» **YOUR GOAL**
Each entry below is to be reproduced exactly, though any pictures it holds must be omitted.

Stored entries
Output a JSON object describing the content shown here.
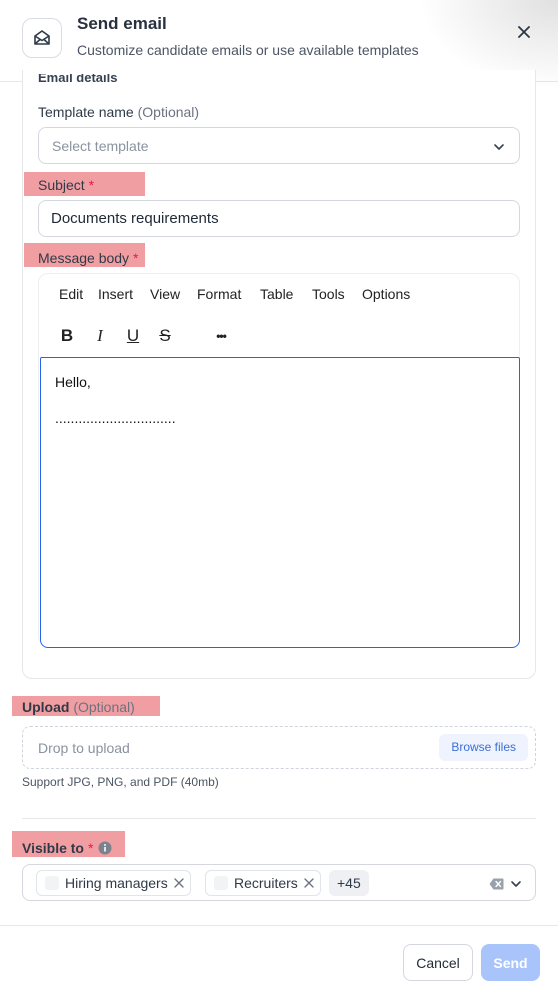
{
  "header": {
    "title": "Send email",
    "subtitle": "Customize candidate emails or use available templates",
    "icon": "mail-open-icon",
    "close_icon": "close-icon"
  },
  "email_details": {
    "section_label": "Email details",
    "template": {
      "label": "Template name",
      "optional": "(Optional)",
      "placeholder": "Select template"
    },
    "subject": {
      "label": "Subject",
      "required": "*",
      "value": "Documents requirements"
    },
    "message": {
      "label": "Message body",
      "required": "*",
      "menu": [
        "Edit",
        "Insert",
        "View",
        "Format",
        "Table",
        "Tools",
        "Options"
      ],
      "toolbar": {
        "bold": "B",
        "italic": "I",
        "underline": "U",
        "strike": "S",
        "more": "•••"
      },
      "body_line1": "Hello,",
      "body_line2": "..............................."
    }
  },
  "upload": {
    "label": "Upload",
    "optional": "(Optional)",
    "placeholder": "Drop to upload",
    "browse_label": "Browse files",
    "hint": "Support JPG, PNG, and PDF (40mb)"
  },
  "visible_to": {
    "label": "Visible to",
    "required": "*",
    "info_icon": "info-icon",
    "chips": [
      "Hiring managers",
      "Recruiters"
    ],
    "more_count": "+45"
  },
  "footer": {
    "cancel_label": "Cancel",
    "send_label": "Send"
  },
  "colors": {
    "highlight": "#e8626a",
    "primary_disabled": "#a9c4fb",
    "editor_focus": "#2563eb",
    "required": "#e11d48"
  }
}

» **SOLVED EXERCISE**
Output a JSON object describing the content shown here.
{
  "header": {
    "title": "Send email",
    "subtitle": "Customize candidate emails or use available templates",
    "icon": "mail-open-icon",
    "close_icon": "close-icon"
  },
  "email_details": {
    "section_label": "Email details",
    "template": {
      "label": "Template name",
      "optional": "(Optional)",
      "placeholder": "Select template"
    },
    "subject": {
      "label": "Subject",
      "required": "*",
      "value": "Documents requirements"
    },
    "message": {
      "label": "Message body",
      "required": "*",
      "menu": [
        "Edit",
        "Insert",
        "View",
        "Format",
        "Table",
        "Tools",
        "Options"
      ],
      "toolbar": {
        "bold": "B",
        "italic": "I",
        "underline": "U",
        "strike": "S",
        "more": "•••"
      },
      "body_line1": "Hello,",
      "body_line2": "..............................."
    }
  },
  "upload": {
    "label": "Upload",
    "optional": "(Optional)",
    "placeholder": "Drop to upload",
    "browse_label": "Browse files",
    "hint": "Support JPG, PNG, and PDF (40mb)"
  },
  "visible_to": {
    "label": "Visible to",
    "required": "*",
    "info_icon": "info-icon",
    "chips": [
      "Hiring managers",
      "Recruiters"
    ],
    "more_count": "+45"
  },
  "footer": {
    "cancel_label": "Cancel",
    "send_label": "Send"
  },
  "colors": {
    "highlight": "#e8626a",
    "primary_disabled": "#a9c4fb",
    "editor_focus": "#2563eb",
    "required": "#e11d48"
  }
}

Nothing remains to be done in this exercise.